If women can't or don't want to take HRT, there are some prescription alternatives (eg, clonidine, anti-depressants and gabapentin), but the side-effects of these drugs restrict their use. Women experiencing vaginal dryness may benefit from over-the-counter vaginal products, such as the Durex "Play" Range, KY Liquid, Replens MD and SYLK.(9) Some women find that complementary therapies, such as homeopathy and herbal medicine, help their symptoms, although there is limited research on these treatments.
There is some evidence that soya isoflavones (found naturally in foods such as beans and pulses and the herb red clover) can help to ease hot flushes, lower cholesterol levels and strengthen bones.(10) However, more research is required.

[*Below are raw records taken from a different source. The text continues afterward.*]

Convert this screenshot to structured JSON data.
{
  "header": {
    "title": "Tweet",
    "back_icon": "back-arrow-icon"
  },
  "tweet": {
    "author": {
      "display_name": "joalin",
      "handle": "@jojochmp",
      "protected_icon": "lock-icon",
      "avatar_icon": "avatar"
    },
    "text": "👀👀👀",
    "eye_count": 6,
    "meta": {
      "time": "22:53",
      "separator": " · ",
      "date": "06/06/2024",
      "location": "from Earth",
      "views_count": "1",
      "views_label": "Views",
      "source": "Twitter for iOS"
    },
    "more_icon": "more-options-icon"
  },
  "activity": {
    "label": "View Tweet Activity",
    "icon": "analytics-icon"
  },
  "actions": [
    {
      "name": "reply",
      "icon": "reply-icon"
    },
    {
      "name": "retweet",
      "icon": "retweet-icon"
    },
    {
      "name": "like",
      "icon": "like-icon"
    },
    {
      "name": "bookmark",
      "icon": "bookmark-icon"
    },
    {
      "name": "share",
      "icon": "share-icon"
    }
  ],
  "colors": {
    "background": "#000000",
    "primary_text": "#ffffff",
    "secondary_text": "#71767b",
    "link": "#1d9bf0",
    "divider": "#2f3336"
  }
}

Women with oestrogen-dependent breast cancer (or a history of the disease), or who are at a high risk of breast cancer, should not eat more than one to two servings a day of phyto-estrogens or take phytoestrogen supplements. If women are taking thyroxine for an underactive thyroid, their thyroxine levels need to be monitored if they increase their phytoestrogen intake. Similarly, care needs to be taken if women are on anticoagulants.
For osteoporosis prevention, women should do weight-bearing exercise, such as tennis, aerobics, jogging, weight training, dancing and skipping. This should be carried out at least three times a week.(11) Women with low bone density should not do vigorous exercise because of the risk of fracture.
Menopausal women should also be encouraged to eat a healthy diet rich in calcium (eg, dairy products and green leafy vegetables), as it strengthens the collagen framework of bones. They should aim for at least 700mg of calcium a day if they are over 50 years. If they have osteoporosis, they may need to boost their calcium intake to around 1,200mg a day.(12)

References

  1. British Menopause Society. HRT and breast cancer factsheet. Available from: http://www.the-bms.org
  2. British Menopause Society. Council consensus statement on premature menopause. 10June 2006. Available from: http://www.the-bms.org
  3. Mullin N. Coping with sleeplessness. The Menopause Exchange Newsletter 2004;23:5.
  4. National Osteoporosis Society. All about osteoporosis factsheet. Available from: http://www.nos.org.uk
  5. British Menopause Society. Council consensus statement on HRT. 10 June 2006. Available from: http://www.the-bms.org
  6. Writing Group for the Women's Health Initiative Investigators. Risks and benefits of estrogen plus progestin in healthy postmenopausal women: principal results from the Women's Health Initiative randomized controlled trial. JAMA 2002;288:321-33.
  7. Million Women Study Collaborators (MWSC).Breast cancer and hormone replacement Therapy in the Million Women Study. Lancet 2003;9382:419-27.
  8. Hulley S, et al. Randomized trial of estrogen plus progestin for secondary prevention of coronary heart disease in postmenopausal women. Heart and Estrogen/ progestin Replacement Study (HERS) Research Group. JAMA 1998;280: 605-13.
  9. Abernethy K. Coping with vaginal dryness. The Menopause Exchange Newsletter 2006;28;6.
  10. Nachtigall L, et al. Complementary and hormonal therapy for vasomotor symptom relief: a conservative Clinical Approach. J Obstet Gynaecol Can 2006;28:279-89.
  11. Brockie J. Exercise for women in the early postmenopause years. J Br Menopause Soc 2006;12(3):125-7.
  12. National Osteoporosis Society. Calcium rich foods and bone health information sheet. Available from: http://www.nos.org.uk


Resources

British Menopause Society
W: www.the-bms.org

National Osteoporosis Society
T: 01761 471 771
Helpline: 01761 472 721
W: www.nos.org.uk

The Menopause Exchange
PO Box 205, Bushey
Herts WD23 1ZS.
T: 020 8420 7245
E: norma@menopause-exchange.co.uk